==== Data extract ====

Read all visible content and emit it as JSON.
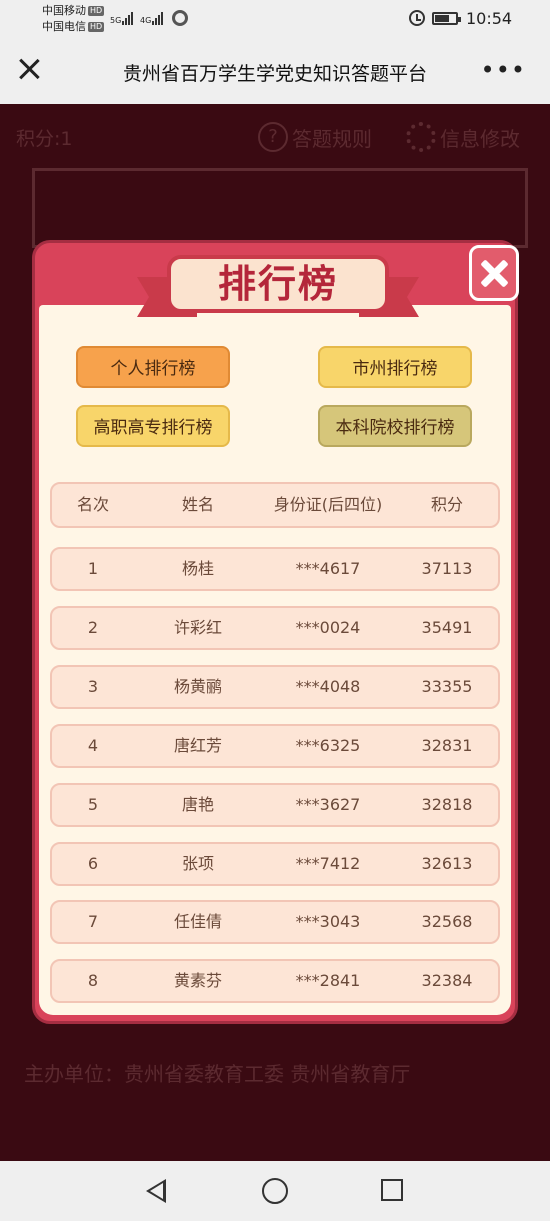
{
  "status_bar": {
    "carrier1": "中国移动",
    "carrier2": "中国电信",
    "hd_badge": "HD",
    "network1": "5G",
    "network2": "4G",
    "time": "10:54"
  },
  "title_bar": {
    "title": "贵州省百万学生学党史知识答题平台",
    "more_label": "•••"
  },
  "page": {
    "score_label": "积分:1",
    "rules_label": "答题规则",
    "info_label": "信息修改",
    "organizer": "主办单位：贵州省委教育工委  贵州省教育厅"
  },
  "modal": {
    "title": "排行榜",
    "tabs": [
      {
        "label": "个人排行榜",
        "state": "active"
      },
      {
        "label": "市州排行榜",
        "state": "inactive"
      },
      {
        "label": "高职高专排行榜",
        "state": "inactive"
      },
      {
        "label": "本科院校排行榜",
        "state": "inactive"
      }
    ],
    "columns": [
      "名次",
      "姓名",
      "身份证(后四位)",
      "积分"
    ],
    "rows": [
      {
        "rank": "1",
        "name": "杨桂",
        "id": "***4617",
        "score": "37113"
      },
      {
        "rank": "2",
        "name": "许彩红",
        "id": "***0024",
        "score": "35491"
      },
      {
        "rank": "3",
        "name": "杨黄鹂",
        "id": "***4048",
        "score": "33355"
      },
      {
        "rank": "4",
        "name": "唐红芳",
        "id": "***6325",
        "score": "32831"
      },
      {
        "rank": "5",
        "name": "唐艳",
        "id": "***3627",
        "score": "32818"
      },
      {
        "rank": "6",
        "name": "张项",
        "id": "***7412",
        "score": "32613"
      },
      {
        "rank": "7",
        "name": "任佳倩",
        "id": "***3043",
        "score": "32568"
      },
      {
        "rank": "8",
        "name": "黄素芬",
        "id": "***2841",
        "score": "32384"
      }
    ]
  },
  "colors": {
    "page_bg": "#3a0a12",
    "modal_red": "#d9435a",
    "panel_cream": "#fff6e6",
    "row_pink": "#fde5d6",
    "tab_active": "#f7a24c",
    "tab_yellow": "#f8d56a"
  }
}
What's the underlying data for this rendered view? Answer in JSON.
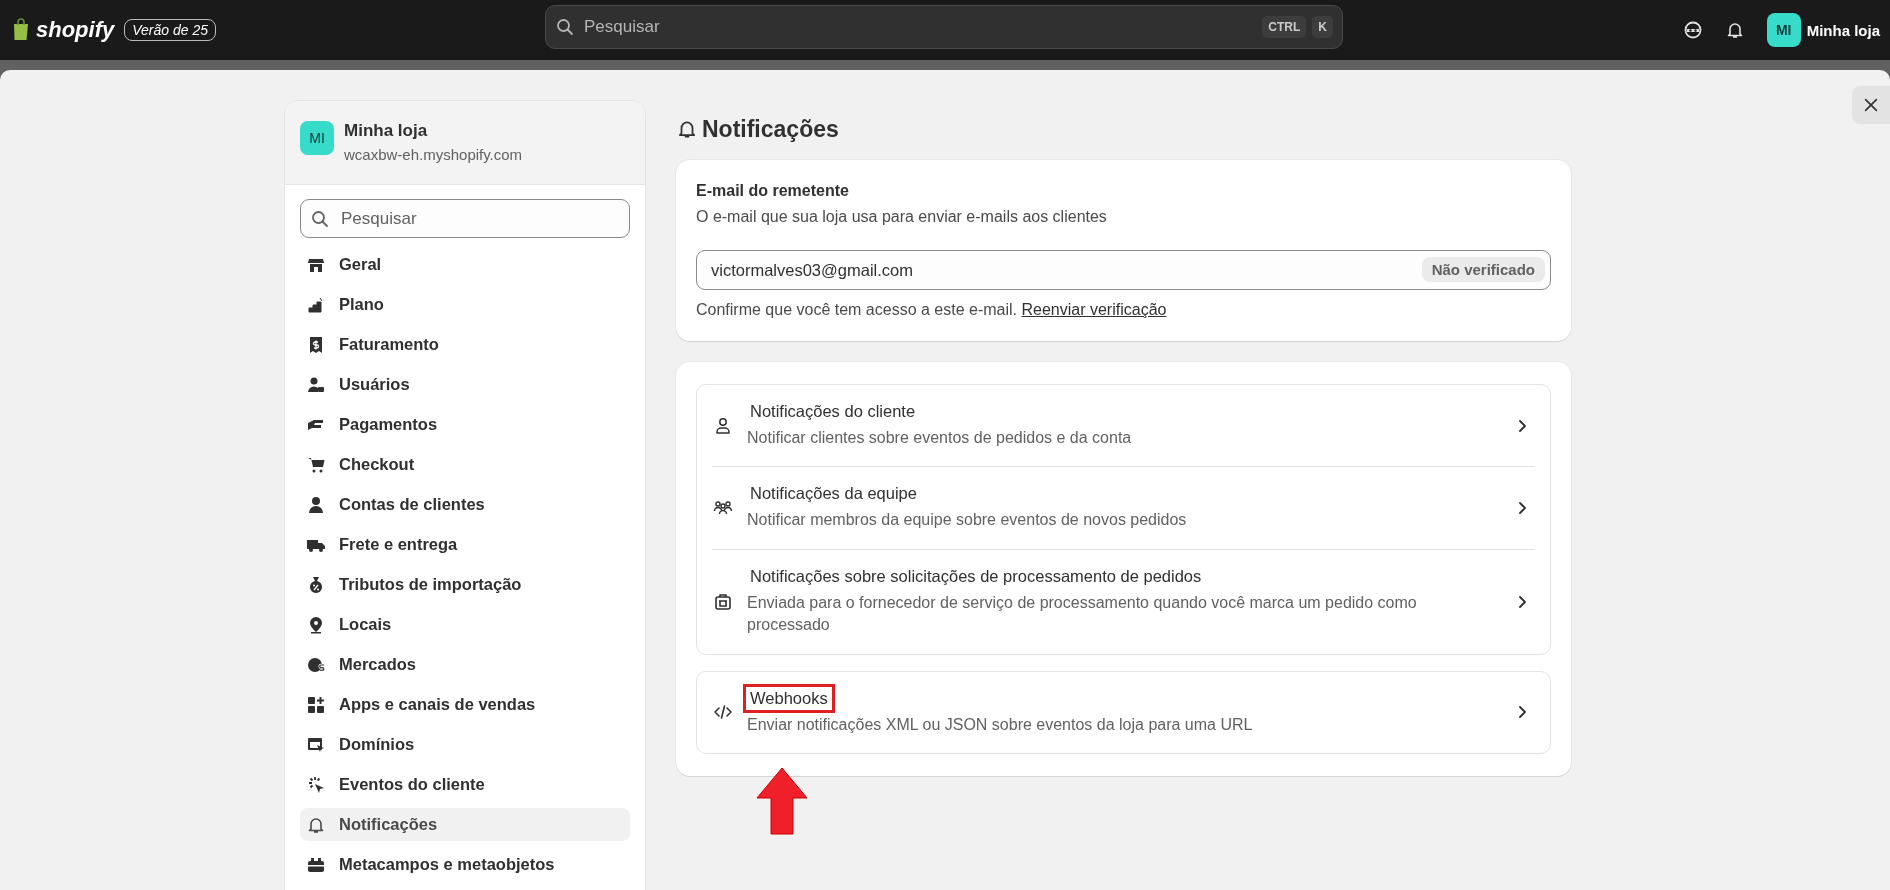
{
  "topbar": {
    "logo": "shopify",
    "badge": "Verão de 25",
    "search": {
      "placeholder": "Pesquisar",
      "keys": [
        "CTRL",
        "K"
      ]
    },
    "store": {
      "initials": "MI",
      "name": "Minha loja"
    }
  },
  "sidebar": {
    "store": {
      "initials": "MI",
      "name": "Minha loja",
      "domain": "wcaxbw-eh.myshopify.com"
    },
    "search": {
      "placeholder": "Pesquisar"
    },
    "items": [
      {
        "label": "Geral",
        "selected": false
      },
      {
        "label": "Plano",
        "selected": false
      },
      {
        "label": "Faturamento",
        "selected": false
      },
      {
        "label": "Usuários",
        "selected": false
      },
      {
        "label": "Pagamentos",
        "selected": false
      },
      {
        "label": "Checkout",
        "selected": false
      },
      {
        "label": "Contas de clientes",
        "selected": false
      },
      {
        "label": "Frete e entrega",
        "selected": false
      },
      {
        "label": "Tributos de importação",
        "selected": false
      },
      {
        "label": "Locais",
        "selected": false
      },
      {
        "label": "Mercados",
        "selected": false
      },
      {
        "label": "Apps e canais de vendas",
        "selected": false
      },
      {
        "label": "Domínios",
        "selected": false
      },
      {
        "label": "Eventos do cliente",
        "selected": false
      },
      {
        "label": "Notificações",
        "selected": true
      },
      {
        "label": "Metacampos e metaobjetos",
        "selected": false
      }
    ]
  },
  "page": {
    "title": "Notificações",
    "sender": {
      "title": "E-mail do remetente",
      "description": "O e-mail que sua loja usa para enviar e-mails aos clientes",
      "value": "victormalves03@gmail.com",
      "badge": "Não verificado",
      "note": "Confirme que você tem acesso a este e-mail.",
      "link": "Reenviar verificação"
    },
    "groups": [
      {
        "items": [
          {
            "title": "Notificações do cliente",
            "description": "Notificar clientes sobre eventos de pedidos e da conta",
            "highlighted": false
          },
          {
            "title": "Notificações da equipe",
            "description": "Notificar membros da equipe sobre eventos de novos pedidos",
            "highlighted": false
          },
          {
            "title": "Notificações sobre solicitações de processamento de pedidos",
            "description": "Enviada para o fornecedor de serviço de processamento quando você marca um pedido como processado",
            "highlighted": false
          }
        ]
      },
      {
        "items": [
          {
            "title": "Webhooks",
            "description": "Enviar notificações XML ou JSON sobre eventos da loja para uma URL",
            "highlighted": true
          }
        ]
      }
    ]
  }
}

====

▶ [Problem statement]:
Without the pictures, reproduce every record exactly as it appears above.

▶ [Exercise answer]:
Read all visible content and emit it as JSON.
{
  "status_bar": {
    "carrier1": "中国移动",
    "carrier2": "中国电信",
    "hd_badge": "HD",
    "network1": "5G",
    "network2": "4G",
    "time": "10:54"
  },
  "title_bar": {
    "title": "贵州省百万学生学党史知识答题平台",
    "more_label": "•••"
  },
  "page": {
    "score_label": "积分:1",
    "rules_label": "答题规则",
    "info_label": "信息修改",
    "organizer": "主办单位：贵州省委教育工委  贵州省教育厅"
  },
  "modal": {
    "title": "排行榜",
    "tabs": [
      {
        "label": "个人排行榜",
        "state": "active"
      },
      {
        "label": "市州排行榜",
        "state": "inactive"
      },
      {
        "label": "高职高专排行榜",
        "state": "inactive"
      },
      {
        "label": "本科院校排行榜",
        "state": "inactive"
      }
    ],
    "columns": [
      "名次",
      "姓名",
      "身份证(后四位)",
      "积分"
    ],
    "rows": [
      {
        "rank": "1",
        "name": "杨桂",
        "id": "***4617",
        "score": "37113"
      },
      {
        "rank": "2",
        "name": "许彩红",
        "id": "***0024",
        "score": "35491"
      },
      {
        "rank": "3",
        "name": "杨黄鹂",
        "id": "***4048",
        "score": "33355"
      },
      {
        "rank": "4",
        "name": "唐红芳",
        "id": "***6325",
        "score": "32831"
      },
      {
        "rank": "5",
        "name": "唐艳",
        "id": "***3627",
        "score": "32818"
      },
      {
        "rank": "6",
        "name": "张项",
        "id": "***7412",
        "score": "32613"
      },
      {
        "rank": "7",
        "name": "任佳倩",
        "id": "***3043",
        "score": "32568"
      },
      {
        "rank": "8",
        "name": "黄素芬",
        "id": "***2841",
        "score": "32384"
      }
    ]
  },
  "colors": {
    "page_bg": "#3a0a12",
    "modal_red": "#d9435a",
    "panel_cream": "#fff6e6",
    "row_pink": "#fde5d6",
    "tab_active": "#f7a24c",
    "tab_yellow": "#f8d56a"
  }
}
What's the underlying data for this rendered view? Answer in JSON.
{
  "topbar": {
    "logo": "shopify",
    "badge": "Verão de 25",
    "search": {
      "placeholder": "Pesquisar",
      "keys": [
        "CTRL",
        "K"
      ]
    },
    "store": {
      "initials": "MI",
      "name": "Minha loja"
    }
  },
  "sidebar": {
    "store": {
      "initials": "MI",
      "name": "Minha loja",
      "domain": "wcaxbw-eh.myshopify.com"
    },
    "search": {
      "placeholder": "Pesquisar"
    },
    "items": [
      {
        "label": "Geral",
        "selected": false
      },
      {
        "label": "Plano",
        "selected": false
      },
      {
        "label": "Faturamento",
        "selected": false
      },
      {
        "label": "Usuários",
        "selected": false
      },
      {
        "label": "Pagamentos",
        "selected": false
      },
      {
        "label": "Checkout",
        "selected": false
      },
      {
        "label": "Contas de clientes",
        "selected": false
      },
      {
        "label": "Frete e entrega",
        "selected": false
      },
      {
        "label": "Tributos de importação",
        "selected": false
      },
      {
        "label": "Locais",
        "selected": false
      },
      {
        "label": "Mercados",
        "selected": false
      },
      {
        "label": "Apps e canais de vendas",
        "selected": false
      },
      {
        "label": "Domínios",
        "selected": false
      },
      {
        "label": "Eventos do cliente",
        "selected": false
      },
      {
        "label": "Notificações",
        "selected": true
      },
      {
        "label": "Metacampos e metaobjetos",
        "selected": false
      }
    ]
  },
  "page": {
    "title": "Notificações",
    "sender": {
      "title": "E-mail do remetente",
      "description": "O e-mail que sua loja usa para enviar e-mails aos clientes",
      "value": "victormalves03@gmail.com",
      "badge": "Não verificado",
      "note": "Confirme que você tem acesso a este e-mail.",
      "link": "Reenviar verificação"
    },
    "groups": [
      {
        "items": [
          {
            "title": "Notificações do cliente",
            "description": "Notificar clientes sobre eventos de pedidos e da conta",
            "highlighted": false
          },
          {
            "title": "Notificações da equipe",
            "description": "Notificar membros da equipe sobre eventos de novos pedidos",
            "highlighted": false
          },
          {
            "title": "Notificações sobre solicitações de processamento de pedidos",
            "description": "Enviada para o fornecedor de serviço de processamento quando você marca um pedido como processado",
            "highlighted": false
          }
        ]
      },
      {
        "items": [
          {
            "title": "Webhooks",
            "description": "Enviar notificações XML ou JSON sobre eventos da loja para uma URL",
            "highlighted": true
          }
        ]
      }
    ]
  }
}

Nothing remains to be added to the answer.